··· Provided data ···

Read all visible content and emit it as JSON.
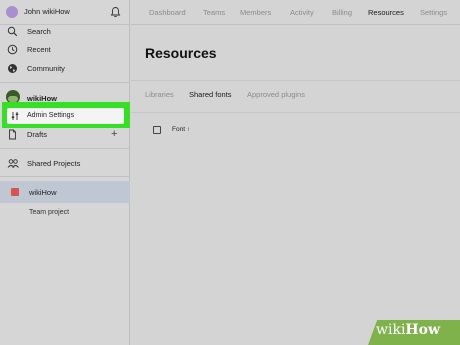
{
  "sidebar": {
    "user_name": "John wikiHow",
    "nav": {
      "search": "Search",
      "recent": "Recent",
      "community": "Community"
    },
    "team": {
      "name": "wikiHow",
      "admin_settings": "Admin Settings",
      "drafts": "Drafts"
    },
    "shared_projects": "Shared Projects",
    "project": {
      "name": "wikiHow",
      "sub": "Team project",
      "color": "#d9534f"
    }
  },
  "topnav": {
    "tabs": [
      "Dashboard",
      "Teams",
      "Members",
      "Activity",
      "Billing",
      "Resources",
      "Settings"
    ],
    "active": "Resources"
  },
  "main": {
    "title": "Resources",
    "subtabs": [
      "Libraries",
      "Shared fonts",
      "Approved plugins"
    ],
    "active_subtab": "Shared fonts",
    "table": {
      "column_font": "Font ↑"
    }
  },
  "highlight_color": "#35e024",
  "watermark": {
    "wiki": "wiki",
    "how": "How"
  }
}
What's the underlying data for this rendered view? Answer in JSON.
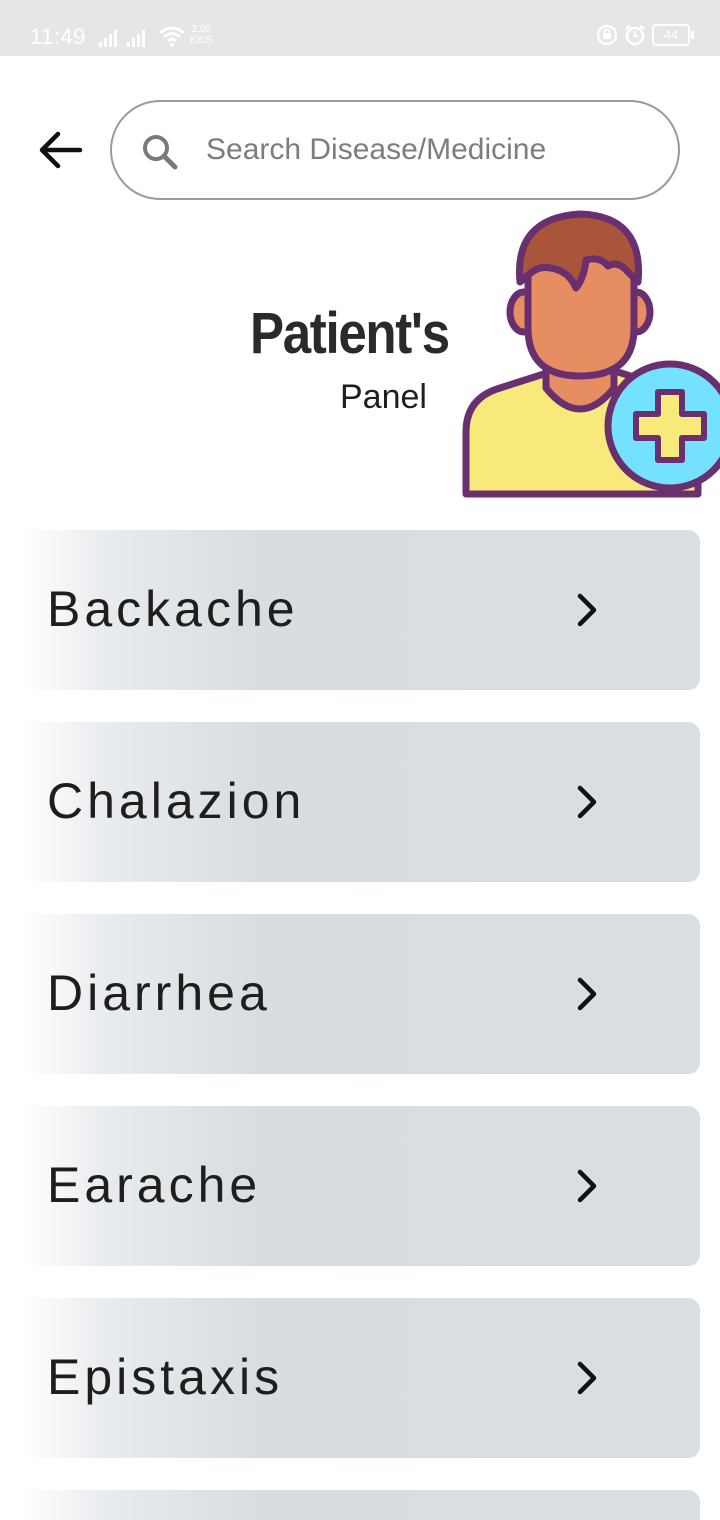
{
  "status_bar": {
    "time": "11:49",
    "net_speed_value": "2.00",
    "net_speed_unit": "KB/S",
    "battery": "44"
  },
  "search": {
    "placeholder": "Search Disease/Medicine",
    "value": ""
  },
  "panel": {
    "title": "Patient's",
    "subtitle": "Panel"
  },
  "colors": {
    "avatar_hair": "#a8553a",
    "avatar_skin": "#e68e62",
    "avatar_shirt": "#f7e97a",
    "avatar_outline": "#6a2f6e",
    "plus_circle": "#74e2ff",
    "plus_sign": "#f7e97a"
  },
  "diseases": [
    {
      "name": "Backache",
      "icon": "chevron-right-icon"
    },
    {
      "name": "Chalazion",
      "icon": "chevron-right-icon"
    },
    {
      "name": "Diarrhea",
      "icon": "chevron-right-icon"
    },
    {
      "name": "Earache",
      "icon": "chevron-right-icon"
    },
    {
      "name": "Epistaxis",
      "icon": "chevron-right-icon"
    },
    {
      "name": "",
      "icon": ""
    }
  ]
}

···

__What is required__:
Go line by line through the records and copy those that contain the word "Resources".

__Response to this task__:
      "Resources",
    "active": "Resources"
    "title": "Resources",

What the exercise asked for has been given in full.